TASK STATEMENT: Could you tally the lines of the entries that carry the string "tưởng"? Reply with the number and nothing more.

*** Opening DATA FOR THE TASK ***

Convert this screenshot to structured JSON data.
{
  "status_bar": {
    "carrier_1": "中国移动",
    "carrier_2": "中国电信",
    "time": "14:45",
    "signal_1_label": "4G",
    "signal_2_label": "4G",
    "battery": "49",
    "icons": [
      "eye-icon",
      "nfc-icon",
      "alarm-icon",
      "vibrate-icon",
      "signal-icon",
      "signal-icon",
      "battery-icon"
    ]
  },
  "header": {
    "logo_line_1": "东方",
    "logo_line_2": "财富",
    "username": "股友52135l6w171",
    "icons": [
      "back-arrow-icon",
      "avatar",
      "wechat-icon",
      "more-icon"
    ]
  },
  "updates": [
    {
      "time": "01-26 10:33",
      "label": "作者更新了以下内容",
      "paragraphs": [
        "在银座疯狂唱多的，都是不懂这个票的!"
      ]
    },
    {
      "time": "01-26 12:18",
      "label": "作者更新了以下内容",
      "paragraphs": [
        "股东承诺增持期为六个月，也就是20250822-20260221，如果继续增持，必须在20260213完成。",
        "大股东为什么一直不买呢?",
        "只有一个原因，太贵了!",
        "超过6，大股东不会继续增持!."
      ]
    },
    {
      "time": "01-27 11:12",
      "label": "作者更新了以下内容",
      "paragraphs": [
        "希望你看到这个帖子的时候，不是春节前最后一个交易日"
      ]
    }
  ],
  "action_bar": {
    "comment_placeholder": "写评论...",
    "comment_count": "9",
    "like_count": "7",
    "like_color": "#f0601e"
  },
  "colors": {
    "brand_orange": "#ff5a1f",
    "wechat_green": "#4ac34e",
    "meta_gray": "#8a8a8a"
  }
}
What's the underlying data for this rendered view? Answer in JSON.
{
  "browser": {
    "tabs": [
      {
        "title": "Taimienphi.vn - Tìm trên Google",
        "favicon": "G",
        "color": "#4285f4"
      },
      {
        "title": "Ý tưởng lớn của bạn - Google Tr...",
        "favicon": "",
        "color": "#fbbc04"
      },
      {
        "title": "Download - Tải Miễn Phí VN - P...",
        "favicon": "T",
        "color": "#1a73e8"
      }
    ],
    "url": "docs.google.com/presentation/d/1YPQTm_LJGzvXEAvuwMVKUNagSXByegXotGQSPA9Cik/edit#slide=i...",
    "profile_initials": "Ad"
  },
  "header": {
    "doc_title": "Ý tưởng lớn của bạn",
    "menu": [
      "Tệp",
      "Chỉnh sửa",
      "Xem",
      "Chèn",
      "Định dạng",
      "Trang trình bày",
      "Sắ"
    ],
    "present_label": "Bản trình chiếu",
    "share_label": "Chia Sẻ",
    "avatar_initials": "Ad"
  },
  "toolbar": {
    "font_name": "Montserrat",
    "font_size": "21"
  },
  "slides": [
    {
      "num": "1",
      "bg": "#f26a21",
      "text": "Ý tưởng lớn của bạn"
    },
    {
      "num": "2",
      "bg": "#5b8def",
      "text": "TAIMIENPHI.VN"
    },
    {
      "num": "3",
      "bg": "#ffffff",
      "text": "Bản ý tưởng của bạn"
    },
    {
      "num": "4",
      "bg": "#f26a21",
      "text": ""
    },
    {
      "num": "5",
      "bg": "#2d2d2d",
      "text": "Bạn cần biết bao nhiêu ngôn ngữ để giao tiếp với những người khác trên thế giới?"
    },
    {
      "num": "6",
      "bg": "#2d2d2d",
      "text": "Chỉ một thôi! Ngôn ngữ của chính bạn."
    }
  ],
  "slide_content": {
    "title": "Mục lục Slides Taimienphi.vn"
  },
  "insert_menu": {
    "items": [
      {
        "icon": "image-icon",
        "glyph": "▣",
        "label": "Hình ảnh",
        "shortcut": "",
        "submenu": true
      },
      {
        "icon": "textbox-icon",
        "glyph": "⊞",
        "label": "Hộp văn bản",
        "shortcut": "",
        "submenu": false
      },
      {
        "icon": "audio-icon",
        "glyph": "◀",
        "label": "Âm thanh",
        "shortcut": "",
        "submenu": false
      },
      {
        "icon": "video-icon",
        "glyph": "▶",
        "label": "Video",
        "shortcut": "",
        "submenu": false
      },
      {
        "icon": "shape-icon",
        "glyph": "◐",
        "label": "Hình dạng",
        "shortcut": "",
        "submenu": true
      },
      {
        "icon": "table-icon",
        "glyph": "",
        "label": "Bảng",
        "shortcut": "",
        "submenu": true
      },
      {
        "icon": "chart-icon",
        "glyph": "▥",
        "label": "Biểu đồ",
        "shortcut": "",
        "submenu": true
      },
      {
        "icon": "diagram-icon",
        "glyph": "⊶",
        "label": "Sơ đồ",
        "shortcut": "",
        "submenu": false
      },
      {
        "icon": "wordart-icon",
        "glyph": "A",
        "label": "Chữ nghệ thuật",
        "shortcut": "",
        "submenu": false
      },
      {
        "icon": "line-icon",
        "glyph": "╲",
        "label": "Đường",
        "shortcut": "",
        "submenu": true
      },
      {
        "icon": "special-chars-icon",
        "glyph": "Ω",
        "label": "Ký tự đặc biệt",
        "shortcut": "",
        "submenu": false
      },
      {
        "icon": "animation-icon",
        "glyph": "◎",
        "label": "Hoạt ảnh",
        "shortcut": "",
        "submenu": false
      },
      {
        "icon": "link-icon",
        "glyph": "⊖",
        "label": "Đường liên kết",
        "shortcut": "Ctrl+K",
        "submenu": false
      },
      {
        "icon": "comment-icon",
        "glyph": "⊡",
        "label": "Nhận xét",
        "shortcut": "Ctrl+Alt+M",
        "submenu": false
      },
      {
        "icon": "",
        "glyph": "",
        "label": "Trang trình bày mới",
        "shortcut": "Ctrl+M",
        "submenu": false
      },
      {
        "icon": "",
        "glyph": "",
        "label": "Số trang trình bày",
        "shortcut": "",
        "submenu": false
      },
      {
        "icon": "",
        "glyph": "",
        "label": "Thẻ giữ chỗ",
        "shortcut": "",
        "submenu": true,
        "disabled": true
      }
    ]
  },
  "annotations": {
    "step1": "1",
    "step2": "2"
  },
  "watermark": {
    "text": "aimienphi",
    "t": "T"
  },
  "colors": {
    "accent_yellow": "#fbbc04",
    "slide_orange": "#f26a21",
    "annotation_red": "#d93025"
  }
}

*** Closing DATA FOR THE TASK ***

EXERCISE ANSWER: 4